WHAT YOU HAVE TO DO: Write each entry out again exactly, with nothing omitted.

RAW DATA:
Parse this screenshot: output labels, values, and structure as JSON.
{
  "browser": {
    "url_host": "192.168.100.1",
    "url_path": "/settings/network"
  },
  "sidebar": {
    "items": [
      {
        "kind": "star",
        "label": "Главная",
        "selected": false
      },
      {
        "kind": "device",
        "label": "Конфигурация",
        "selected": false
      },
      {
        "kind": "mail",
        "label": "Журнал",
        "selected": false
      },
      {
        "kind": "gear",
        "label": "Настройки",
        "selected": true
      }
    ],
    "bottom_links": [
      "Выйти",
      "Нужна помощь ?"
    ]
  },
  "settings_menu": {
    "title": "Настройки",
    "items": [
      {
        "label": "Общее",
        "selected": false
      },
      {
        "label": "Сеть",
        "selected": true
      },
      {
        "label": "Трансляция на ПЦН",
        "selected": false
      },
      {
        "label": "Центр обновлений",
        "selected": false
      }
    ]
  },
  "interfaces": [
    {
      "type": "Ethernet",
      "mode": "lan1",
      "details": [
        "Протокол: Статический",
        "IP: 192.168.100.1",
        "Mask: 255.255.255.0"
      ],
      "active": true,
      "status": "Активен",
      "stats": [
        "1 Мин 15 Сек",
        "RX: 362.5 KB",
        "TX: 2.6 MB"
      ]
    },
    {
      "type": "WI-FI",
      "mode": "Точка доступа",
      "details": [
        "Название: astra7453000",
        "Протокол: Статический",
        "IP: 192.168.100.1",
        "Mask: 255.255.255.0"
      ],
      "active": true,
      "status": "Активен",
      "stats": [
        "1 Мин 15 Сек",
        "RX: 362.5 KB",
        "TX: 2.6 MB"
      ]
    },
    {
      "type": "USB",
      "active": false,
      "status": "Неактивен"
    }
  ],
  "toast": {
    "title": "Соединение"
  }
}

FINAL ANSWER:
Parse this screenshot: output labels, values, and structure as JSON.
{
  "browser": {
    "url_host": "192.168.100.1",
    "url_path": "/settings/network"
  },
  "sidebar": {
    "items": [
      {
        "kind": "star",
        "label": "Главная",
        "selected": false
      },
      {
        "kind": "device",
        "label": "Конфигурация",
        "selected": false
      },
      {
        "kind": "mail",
        "label": "Журнал",
        "selected": false
      },
      {
        "kind": "gear",
        "label": "Настройки",
        "selected": true
      }
    ],
    "bottom_links": [
      "Выйти",
      "Нужна помощь ?"
    ]
  },
  "settings_menu": {
    "title": "Настройки",
    "items": [
      {
        "label": "Общее",
        "selected": false
      },
      {
        "label": "Сеть",
        "selected": true
      },
      {
        "label": "Трансляция на ПЦН",
        "selected": false
      },
      {
        "label": "Центр обновлений",
        "selected": false
      }
    ]
  },
  "interfaces": [
    {
      "type": "Ethernet",
      "mode": "lan1",
      "details": [
        "Протокол: Статический",
        "IP: 192.168.100.1",
        "Mask: 255.255.255.0"
      ],
      "active": true,
      "status": "Активен",
      "stats": [
        "1 Мин 15 Сек",
        "RX: 362.5 KB",
        "TX: 2.6 MB"
      ]
    },
    {
      "type": "WI-FI",
      "mode": "Точка доступа",
      "details": [
        "Название: astra7453000",
        "Протокол: Статический",
        "IP: 192.168.100.1",
        "Mask: 255.255.255.0"
      ],
      "active": true,
      "status": "Активен",
      "stats": [
        "1 Мин 15 Сек",
        "RX: 362.5 KB",
        "TX: 2.6 MB"
      ]
    },
    {
      "type": "USB",
      "active": false,
      "status": "Неактивен"
    }
  ],
  "toast": {
    "title": "Соединение"
  }
}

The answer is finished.